Only one mile from the bustling downtown of Freeport, Maine, Mast Landing is 145 acres of diverse habitat rich in human and natural history. It is located along the Harraseeket River estuary, with more than three miles of trails that wind along a stream and tidal marsh and through orchard, fields, and forest.
Maine Audubon sanctuaries are free and open to the public year round, dawn to dusk. Dogs, even while leashed, are not allowed in our wildlife sanctuaries, as their presence can be disruptive to wildlife.
Nov. 8, 2022: Mast Landing fire damage minimal thanks to local crews
Mast Landing Audubon Sanctuary
65 Upper Mast Landing Road
- Take exit 22 to merge onto ME-125 S/ME-136 S/Mallet Dr toward Freeport
- Turn right onto Main St
- In about .2 mile turn left onto Bow St
- After about 1 mile turn left onto Upper Mast Landing Rd
- The turn-in is about .2 mile up the road on your right. Parking is to the left.
More than three miles of trails wind along a stream and tidal marsh and through orchard, fields, and forest. Well-used by visitors, they are ideal for hiking and cross-country skiing.
Ridge Trail (1.6 miles): Access all sanctuary trails from the Ridge Trail, which begins at the kiosk in the parking lot. The Ridge Trail winds through most types of habitat in the sanctuary, as well as past an old dam and mill site and the historic mill-master’s house.
Orchard and Deer Run Trails (0.5 miles): The Orchard Trail branches from the Ridge Trail soon after the Ridge Trail entrance at the parking lot. It leads to the Deer Run Trail, which rejoins the Ridge Trail. These trails pass through orchard, former farm fields, and mixed coniferous forest of pine, hemlock, and fir.

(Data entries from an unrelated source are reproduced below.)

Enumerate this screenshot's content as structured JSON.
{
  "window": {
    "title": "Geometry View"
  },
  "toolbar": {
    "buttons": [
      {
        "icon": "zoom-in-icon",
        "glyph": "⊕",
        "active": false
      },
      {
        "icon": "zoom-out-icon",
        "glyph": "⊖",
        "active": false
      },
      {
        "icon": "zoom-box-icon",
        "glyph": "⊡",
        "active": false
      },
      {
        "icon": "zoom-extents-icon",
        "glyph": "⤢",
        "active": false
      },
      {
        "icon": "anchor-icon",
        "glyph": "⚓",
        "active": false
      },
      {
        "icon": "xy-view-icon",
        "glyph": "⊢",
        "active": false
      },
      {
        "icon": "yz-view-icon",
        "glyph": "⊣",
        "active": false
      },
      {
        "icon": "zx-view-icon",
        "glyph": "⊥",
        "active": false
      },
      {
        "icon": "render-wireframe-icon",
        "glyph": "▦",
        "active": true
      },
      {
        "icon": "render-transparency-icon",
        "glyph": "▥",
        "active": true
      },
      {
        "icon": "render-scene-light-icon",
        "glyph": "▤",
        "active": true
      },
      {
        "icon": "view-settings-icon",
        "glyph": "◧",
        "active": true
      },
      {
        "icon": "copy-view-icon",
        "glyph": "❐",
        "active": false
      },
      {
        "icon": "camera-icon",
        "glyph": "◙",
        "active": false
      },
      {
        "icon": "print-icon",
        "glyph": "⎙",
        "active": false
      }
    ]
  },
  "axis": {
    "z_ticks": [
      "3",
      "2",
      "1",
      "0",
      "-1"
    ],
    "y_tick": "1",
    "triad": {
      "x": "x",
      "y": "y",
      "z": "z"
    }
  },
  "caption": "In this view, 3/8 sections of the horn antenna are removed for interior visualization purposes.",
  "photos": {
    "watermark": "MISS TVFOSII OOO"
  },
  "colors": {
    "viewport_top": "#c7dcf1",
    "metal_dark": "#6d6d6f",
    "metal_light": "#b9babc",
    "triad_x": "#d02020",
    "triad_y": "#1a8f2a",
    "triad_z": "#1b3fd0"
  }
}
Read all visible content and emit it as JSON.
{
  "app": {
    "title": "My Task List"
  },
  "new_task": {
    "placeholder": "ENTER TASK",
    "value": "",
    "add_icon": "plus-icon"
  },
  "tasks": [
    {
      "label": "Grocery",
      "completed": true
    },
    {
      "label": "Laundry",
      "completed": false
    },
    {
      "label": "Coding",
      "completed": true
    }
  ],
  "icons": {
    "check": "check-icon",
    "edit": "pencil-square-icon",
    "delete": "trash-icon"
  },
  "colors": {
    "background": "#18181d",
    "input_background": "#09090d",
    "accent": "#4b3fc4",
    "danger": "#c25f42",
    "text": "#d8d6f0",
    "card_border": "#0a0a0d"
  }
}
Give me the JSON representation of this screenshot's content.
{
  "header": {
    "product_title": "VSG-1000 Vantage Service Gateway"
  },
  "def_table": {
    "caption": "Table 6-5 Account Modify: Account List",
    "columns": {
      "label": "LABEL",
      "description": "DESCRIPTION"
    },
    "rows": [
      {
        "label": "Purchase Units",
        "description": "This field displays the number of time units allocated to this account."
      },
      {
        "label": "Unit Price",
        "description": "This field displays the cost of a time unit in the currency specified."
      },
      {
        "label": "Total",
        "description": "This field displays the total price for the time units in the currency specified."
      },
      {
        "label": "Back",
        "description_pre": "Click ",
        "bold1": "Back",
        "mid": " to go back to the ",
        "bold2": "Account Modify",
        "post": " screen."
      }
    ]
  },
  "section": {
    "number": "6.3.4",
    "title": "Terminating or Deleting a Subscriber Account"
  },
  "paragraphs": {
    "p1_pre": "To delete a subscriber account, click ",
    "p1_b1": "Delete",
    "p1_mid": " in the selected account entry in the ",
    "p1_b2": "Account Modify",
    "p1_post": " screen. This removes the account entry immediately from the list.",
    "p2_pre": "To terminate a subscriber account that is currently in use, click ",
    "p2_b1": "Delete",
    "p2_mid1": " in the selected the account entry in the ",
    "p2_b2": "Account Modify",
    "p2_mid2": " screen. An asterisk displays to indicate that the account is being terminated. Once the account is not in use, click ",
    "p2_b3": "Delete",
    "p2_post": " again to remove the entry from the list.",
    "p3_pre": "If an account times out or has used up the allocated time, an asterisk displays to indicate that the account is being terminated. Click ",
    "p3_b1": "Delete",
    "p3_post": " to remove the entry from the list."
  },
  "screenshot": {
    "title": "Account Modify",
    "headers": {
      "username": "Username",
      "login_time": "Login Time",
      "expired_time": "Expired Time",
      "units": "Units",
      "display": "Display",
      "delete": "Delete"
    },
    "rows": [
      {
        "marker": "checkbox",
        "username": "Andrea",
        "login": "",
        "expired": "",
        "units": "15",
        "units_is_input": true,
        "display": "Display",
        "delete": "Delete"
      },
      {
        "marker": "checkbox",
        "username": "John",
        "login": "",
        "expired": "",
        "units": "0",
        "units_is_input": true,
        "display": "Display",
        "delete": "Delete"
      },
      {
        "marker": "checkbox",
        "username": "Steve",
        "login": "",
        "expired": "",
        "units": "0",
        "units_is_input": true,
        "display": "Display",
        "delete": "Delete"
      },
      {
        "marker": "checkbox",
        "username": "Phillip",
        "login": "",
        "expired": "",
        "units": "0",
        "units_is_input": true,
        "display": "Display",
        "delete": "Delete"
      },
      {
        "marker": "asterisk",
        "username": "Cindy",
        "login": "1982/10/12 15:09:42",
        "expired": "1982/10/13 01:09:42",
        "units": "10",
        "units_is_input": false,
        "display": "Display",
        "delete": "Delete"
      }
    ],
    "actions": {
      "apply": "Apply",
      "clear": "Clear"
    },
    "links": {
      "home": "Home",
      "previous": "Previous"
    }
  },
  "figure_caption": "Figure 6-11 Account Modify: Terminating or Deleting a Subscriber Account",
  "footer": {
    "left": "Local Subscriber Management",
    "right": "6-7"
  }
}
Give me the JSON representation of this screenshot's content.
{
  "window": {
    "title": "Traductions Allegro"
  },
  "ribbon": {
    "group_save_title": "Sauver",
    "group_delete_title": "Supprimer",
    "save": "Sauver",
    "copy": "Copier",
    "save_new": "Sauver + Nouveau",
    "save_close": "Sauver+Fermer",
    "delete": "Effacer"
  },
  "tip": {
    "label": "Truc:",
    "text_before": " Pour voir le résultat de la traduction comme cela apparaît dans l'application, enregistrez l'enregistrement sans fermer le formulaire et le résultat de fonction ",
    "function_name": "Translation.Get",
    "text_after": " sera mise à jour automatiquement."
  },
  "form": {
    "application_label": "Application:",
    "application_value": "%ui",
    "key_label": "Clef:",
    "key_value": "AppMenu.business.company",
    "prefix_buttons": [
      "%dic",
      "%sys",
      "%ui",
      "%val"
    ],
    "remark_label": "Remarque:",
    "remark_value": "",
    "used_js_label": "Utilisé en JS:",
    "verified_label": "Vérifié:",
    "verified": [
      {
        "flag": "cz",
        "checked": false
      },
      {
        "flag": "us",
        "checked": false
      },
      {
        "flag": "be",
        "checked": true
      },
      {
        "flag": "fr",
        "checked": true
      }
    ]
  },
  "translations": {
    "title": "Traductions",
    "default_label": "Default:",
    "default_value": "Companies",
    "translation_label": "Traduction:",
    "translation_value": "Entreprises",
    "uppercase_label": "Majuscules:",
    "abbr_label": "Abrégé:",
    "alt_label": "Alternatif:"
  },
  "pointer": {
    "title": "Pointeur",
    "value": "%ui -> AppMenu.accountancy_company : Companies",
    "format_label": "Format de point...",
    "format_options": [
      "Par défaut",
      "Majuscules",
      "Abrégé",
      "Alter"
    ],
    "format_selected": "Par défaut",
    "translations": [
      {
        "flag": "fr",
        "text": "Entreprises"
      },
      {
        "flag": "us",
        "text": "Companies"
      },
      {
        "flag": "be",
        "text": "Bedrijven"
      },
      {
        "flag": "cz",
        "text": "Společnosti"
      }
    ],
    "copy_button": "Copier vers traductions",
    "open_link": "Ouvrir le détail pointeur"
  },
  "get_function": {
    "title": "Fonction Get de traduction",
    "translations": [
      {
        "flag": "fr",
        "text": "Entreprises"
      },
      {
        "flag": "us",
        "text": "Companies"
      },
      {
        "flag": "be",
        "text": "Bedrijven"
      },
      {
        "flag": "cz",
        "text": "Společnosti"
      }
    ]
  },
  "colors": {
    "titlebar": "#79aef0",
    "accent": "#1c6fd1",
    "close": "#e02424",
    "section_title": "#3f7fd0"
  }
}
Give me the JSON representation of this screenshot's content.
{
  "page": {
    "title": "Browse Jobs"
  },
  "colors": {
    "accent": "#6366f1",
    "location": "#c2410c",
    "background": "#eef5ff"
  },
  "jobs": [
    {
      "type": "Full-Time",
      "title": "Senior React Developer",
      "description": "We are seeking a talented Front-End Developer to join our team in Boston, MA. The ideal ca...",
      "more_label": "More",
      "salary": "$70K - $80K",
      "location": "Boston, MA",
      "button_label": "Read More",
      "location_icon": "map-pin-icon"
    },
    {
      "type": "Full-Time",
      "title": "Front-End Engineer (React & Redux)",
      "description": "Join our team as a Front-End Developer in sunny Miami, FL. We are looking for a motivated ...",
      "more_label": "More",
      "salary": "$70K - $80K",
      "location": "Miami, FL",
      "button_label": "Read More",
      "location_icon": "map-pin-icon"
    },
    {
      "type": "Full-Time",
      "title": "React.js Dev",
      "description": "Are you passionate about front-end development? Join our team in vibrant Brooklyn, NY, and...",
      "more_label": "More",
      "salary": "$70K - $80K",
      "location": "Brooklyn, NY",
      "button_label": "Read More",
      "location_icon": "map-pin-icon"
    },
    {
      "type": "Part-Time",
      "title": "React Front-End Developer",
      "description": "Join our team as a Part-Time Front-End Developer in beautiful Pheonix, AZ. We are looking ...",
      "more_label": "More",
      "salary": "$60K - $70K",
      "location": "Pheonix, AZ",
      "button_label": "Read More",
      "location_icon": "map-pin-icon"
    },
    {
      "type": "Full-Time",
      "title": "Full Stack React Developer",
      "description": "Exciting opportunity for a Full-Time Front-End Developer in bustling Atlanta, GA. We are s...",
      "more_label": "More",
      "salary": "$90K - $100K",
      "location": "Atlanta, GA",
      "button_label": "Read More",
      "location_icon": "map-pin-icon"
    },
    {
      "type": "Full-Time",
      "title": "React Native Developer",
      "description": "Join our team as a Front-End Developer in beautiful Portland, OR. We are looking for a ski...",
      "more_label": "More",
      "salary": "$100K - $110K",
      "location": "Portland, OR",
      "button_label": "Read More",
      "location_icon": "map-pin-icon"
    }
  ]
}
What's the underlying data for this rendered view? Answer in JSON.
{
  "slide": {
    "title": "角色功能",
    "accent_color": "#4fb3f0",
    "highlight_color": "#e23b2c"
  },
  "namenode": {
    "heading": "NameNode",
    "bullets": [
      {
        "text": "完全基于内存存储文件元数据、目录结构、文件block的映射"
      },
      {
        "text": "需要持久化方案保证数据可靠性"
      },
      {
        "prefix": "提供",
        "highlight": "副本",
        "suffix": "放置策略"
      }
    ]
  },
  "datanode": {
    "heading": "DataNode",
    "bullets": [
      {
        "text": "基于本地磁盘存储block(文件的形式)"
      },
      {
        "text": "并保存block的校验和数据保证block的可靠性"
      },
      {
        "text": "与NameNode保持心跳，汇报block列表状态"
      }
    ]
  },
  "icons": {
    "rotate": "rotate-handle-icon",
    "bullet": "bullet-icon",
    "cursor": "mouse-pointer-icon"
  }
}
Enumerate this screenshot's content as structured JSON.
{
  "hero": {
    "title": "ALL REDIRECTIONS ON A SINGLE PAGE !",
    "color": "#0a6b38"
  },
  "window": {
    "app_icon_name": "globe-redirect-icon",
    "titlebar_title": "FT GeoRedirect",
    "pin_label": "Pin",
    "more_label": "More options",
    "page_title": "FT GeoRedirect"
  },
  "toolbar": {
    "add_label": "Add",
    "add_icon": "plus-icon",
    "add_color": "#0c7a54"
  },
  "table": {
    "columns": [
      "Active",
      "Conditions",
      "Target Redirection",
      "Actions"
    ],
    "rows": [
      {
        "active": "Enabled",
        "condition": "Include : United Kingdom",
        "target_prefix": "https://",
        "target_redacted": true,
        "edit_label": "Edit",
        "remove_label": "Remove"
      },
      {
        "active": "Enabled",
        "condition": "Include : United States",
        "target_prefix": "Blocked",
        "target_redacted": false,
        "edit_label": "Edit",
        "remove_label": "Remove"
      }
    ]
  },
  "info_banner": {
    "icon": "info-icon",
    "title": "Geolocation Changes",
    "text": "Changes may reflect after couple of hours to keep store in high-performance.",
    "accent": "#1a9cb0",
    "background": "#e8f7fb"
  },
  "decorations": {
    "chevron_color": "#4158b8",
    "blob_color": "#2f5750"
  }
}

Mill Stream Trail (0.3 miles): Branching off from the Ridge Trail/service road at the dam site 0.3 miles southeast of the parking lot, the Mill Stream Trail follows the stream through riparian (river) habitat and overlooks the maple swamp before meeting back up with the Ridge Trail.
Estuary Trail (0.4 miles): Beginning and ending at the Ridge Trail/service road, the Estuary Trail, which is steep in places, takes you through field-grown white pines to the point overlooking the estuary.
Wildlife & Habitat
Mast Landing Audubon Sanctuary features open fields, apple orchards, alder lowland, and mature white pine and hemlock forest. Mill Stream flows past a historic dam and mill site before flowing into the tidal waters of the Harraseeket River. The sanctuary attracts migrant shorebirds and songbirds. In the springtime, it is a wonderful place to observe the courtship flight displays of American Woodcocks. Resident mammals typical of southern Maine woodlands include American Mink, Snowshoe Hare, North American Porcupine, Northern Raccoon, White-tailed Deer, and Coyote.
Mast Landing Audubon Sanctuary is both a wildlife sanctuary and conserved land. These rules and regulations have been adopted to allow for appropriate use of the land by the public, while protecting the land in its natural state to serve as a wildlife refuge.
Mast Landing Audubon Sanctuary is open from sunrise to sunset; the sanctuary is closed from sunset to sunrise. To protect wildlife and the natural environment at Mast Landing Audubon Sanctuary, the following activities are not permitted:
- No dogs or other pets (except service animals for people with disabilities)
- No motorized vehicles or bicycles on the trails or open spaces (exception for motorized wheelchairs or related equipment needed by individuals with disabilities)
- No fires, barbecues, cook stoves, fireworks, or smoking
- No firearms or hunting; no trapping
- No camping or overnight use
The name “Mast Landing” dates to the early 1700s when the British navy sought ship masts made from massive white pines then common to southern Maine forests. Loggers hauled to a nearby ship landing the trees they felled and trimmed on what is now sanctuary land.
The sanctuary’s Mill Stream once powered a saw mill, a textile mill, two grist mills, and a woodworking shop. Destroyed by fire in the early 1860s, the mills and shop were not rebuilt, and their foundations are visible where Mill Stream flows into the estuary. In 1795, mill master Abner Dennison built the house that still overlooks the stream and estuary, and is a private residence for sanctuary caretakers. Up until the middle of the twentieth century, stock grazed on cleared land within the sanctuary, much of which has since reverted to forest.
In 1967, Maine Audubon founded Mast Landing Audubon Sanctuary on land donated by the L.M.C. Smith family. The family’s commitment to conservation helped protect much of Freeport’s shore land.